Workplace harassment and abuse, especially against women, occur with great frequency worldwide. Estimates suggest that as many as 50% of U.S. women experience sexual harassment during their working lives, but only a minority report it. Studies indicate that workplace abuse and stress are related to poorer mental health, including sleep disorders, depression, anxiety, post-traumatic stress disorder and symptoms, and psychological distress. Exposure to workplace stress has also been associated with increased musculoskeletal injuries and disorders and a higher cardiovascular risk score among flight logistic workers and flight attendants.
Flight attendants are an understudied occupational group exposed to a wide range of biological and psychosocial stressors, including cosmic ionizing radiation at altitude, severe circadian rhythm disruption, chemical contaminants in the aircraft cabin, hypoxia, noise, heavy physical, and psychological job demands, and verbal and sexual harassment (Ballard et al., 2006; Griffiths and Powell, 2012).
To our knowledge, our study is one of only a few to evaluate sexual harassment among flight attendants in relation to health and is the largest and most comprehensive study on this topic. Flight attendants are a susceptible occupational group due to employment in a mostly female profession with high emotional labor demands. Yet, no specific policies are in place for them to navigate abusive workplace interactions.
Our findings have implications for the health of cabin crew and other health and service professionals, as well as for worker productivity. Our findings may also be applicable to passengers, who may be subject to harassment by the same perpetrators that abuse flight crew.
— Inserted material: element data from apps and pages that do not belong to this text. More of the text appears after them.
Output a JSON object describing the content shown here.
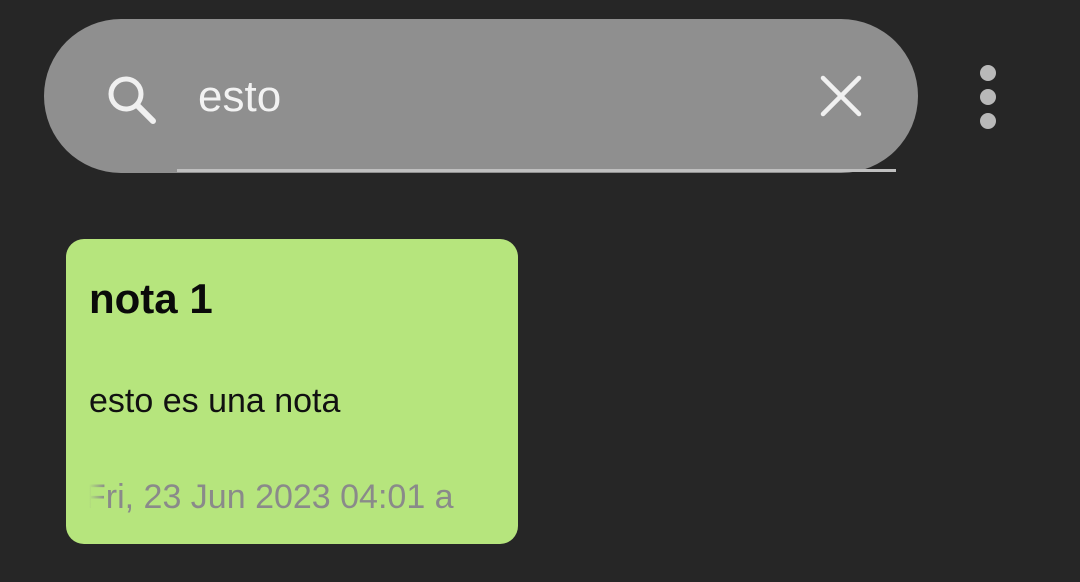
{
  "search": {
    "query": "esto",
    "icon": "search-icon",
    "clear_icon": "close-icon"
  },
  "toolbar": {
    "menu_icon": "more-vertical-icon"
  },
  "notes": [
    {
      "title": "nota 1",
      "body": "esto es una nota",
      "date": "Fri, 23 Jun 2023 04:01 a",
      "color": "#b6e57d"
    }
  ],
  "colors": {
    "background": "#262626",
    "search_bar": "#8f8f8f",
    "note_green": "#b6e57d",
    "date_text": "#8a8a8a"
  }
}
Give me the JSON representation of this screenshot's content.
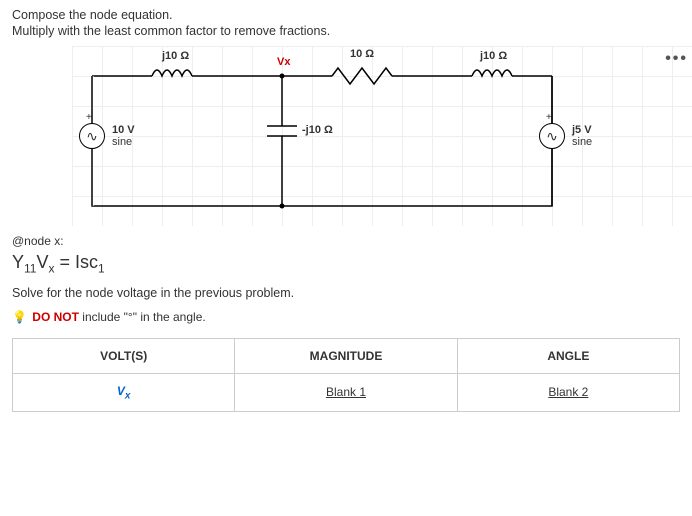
{
  "instr1": "Compose the node equation.",
  "instr2": "Multiply with the least common factor to remove fractions.",
  "circuit": {
    "z_top_left": "j10 Ω",
    "vx": "Vx",
    "z_top_mid": "10 Ω",
    "z_top_right": "j10 Ω",
    "src_left_v": "10 V",
    "src_left_type": "sine",
    "z_center": "-j10 Ω",
    "src_right_v": "j5 V",
    "src_right_type": "sine",
    "dots": "•••"
  },
  "node_label": "@node x:",
  "equation_html": "Y<sub>11</sub>V<sub>x</sub> = Isc<sub>1</sub>",
  "solve_line": "Solve for the node voltage in the previous problem.",
  "donot_prefix": "DO NOT",
  "donot_rest": " include \"°\" in the angle.",
  "table": {
    "h1": "VOLT(S)",
    "h2": "MAGNITUDE",
    "h3": "ANGLE",
    "r1": "V<sub>x</sub>",
    "r2": "Blank 1",
    "r3": "Blank 2"
  }
}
The strong associations observed in our study and other research, as well as the high prevalence of reported abuse among cabin crew, highlights the question of how workplace policies can be altered to mitigate these prevalent abuses against crew and possibly fellow passengers. For example, protocols already exist for properly training supervisors and workers in ways to handle inappropriate behaviors, for prevention and remediation of workplace abuse, and in what specifically constitutes workplace abuse (McDonald et al., 2015). Specifically, conveying that harassment is a community (rather than individual) concern, encouraging and providing multiple channels for workers to seek advice and support (including in “gray area” situations), rewarding those that take appropriate (neutral and objective) action and disincentivizing those that retaliate against the complainant, clearly stated penalties for violations and abuses, universal training across the organization as well as specific training for managers or those in positions of power, and openly and visibly stating that workplace harassment and abuse will not be tolerated are all strategies strongly supported by the literature.
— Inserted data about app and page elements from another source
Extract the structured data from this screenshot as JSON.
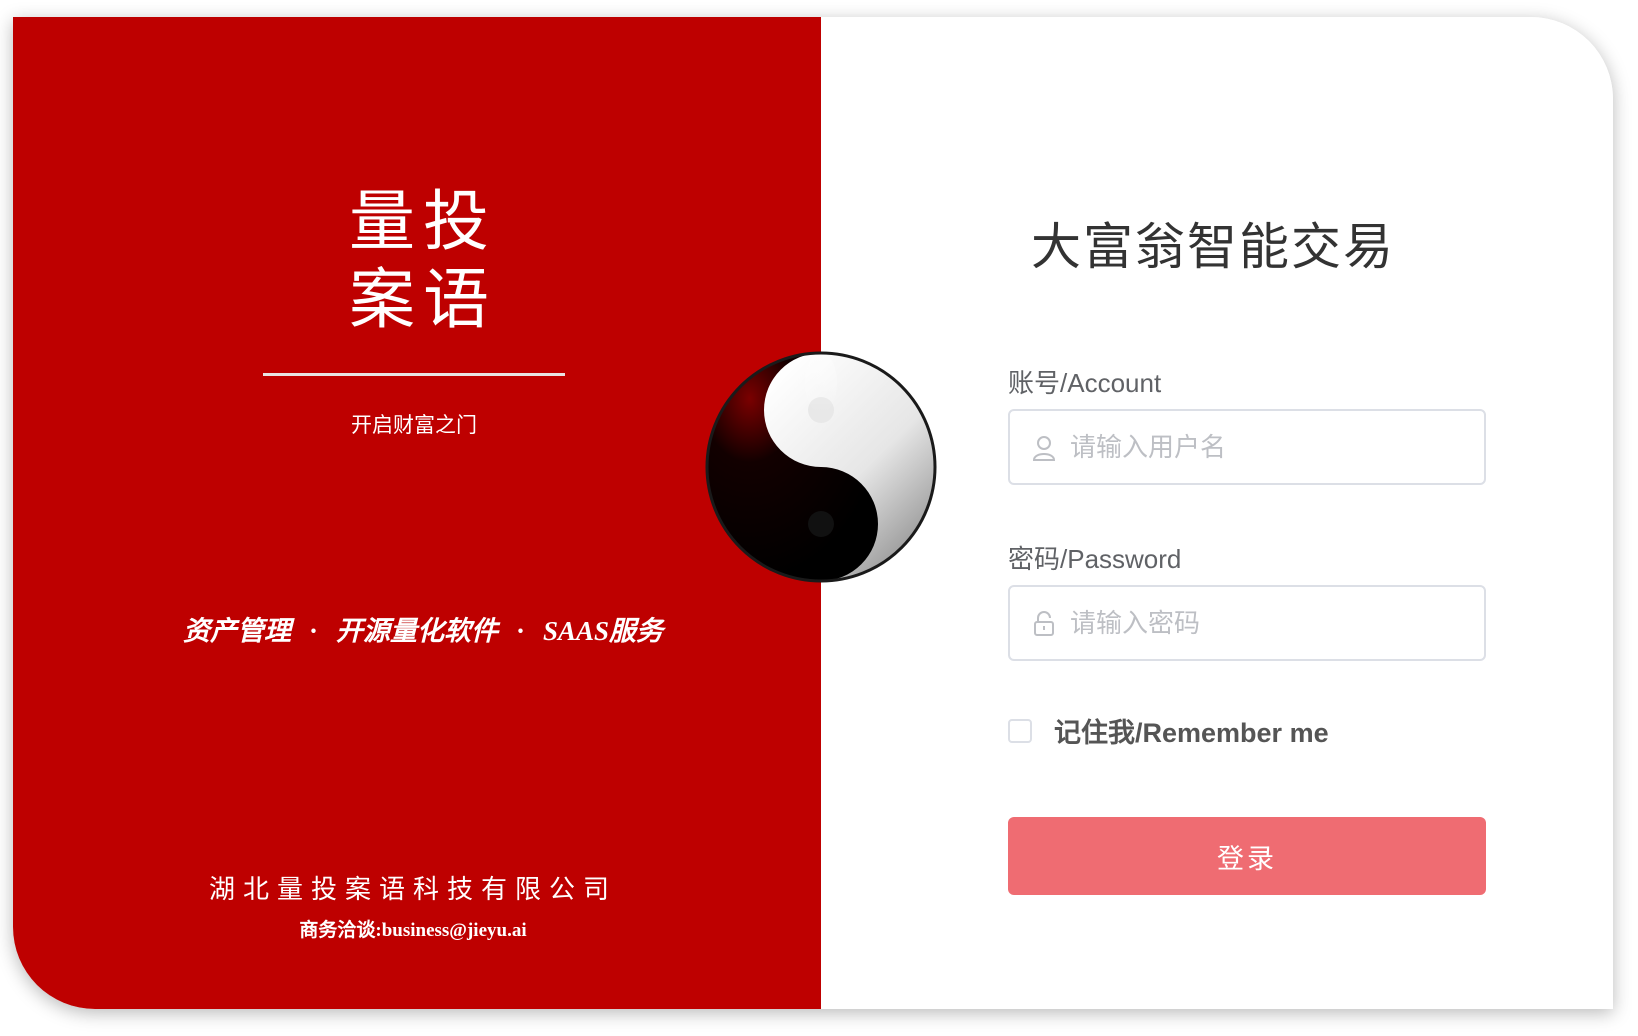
{
  "brand": {
    "line1": "量投",
    "line2": "案语",
    "tagline": "开启财富之门"
  },
  "services": {
    "item1": "资产管理",
    "item2": "开源量化软件",
    "item3": "SAAS服务",
    "separator": "·"
  },
  "footer": {
    "company": "湖北量投案语科技有限公司",
    "contact": "商务洽谈:business@jieyu.ai"
  },
  "login": {
    "title": "大富翁智能交易",
    "account_label": "账号/Account",
    "account_placeholder": "请输入用户名",
    "account_value": "",
    "password_label": "密码/Password",
    "password_placeholder": "请输入密码",
    "password_value": "",
    "remember_label": "记住我/Remember me",
    "remember_checked": false,
    "submit_label": "登录"
  },
  "icons": {
    "emblem": "yin-yang-icon",
    "account": "user-icon",
    "password": "lock-icon"
  },
  "colors": {
    "brand_red": "#be0000",
    "button": "#ef6c72",
    "title_text": "#333333",
    "label_text": "#606266",
    "placeholder": "#bdbfc4",
    "border": "#dcdfe6"
  }
}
Clinicians could also consider how jobs with high emotional labor demands may predispose people to adverse health outcomes from maltreatment, educate their patients or clients regarding their psychological or physical responses as well as on coping and response strategies (e.g., minimizing focus on the abuser in order to regain a sense of control), and be aware of signs of distress in patients working in such occupations. Importantly, clinicians should also be prepared to refer patients to appropriate therapies and treatments following disclosure or signs of psychological distress.
Read the full paper at this link.